(Input data begins)
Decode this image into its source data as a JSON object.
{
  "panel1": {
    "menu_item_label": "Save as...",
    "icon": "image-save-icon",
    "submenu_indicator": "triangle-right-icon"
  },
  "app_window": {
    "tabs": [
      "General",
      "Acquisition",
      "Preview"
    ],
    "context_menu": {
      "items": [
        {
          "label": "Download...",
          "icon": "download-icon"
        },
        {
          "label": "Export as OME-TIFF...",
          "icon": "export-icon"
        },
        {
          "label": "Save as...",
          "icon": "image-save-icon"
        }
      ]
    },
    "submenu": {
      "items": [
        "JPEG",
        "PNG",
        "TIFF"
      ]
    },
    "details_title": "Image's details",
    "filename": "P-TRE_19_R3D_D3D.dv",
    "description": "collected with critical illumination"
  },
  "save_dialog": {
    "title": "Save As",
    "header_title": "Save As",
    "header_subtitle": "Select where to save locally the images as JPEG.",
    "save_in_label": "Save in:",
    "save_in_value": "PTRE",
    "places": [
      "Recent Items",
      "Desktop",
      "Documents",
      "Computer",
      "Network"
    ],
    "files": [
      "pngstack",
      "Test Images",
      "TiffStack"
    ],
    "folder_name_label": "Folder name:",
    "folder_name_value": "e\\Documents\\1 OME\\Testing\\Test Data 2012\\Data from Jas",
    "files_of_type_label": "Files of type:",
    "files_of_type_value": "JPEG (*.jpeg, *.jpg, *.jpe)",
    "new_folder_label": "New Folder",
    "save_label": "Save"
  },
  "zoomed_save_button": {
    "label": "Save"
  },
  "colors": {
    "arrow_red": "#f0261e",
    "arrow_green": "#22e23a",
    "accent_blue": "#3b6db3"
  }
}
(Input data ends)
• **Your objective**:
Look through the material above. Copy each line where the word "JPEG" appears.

• **Completed exercise**:
        "JPEG",
    "header_subtitle": "Select where to save locally the images as JPEG.",
    "files_of_type_value": "JPEG (*.jpeg, *.jpg, *.jpe)",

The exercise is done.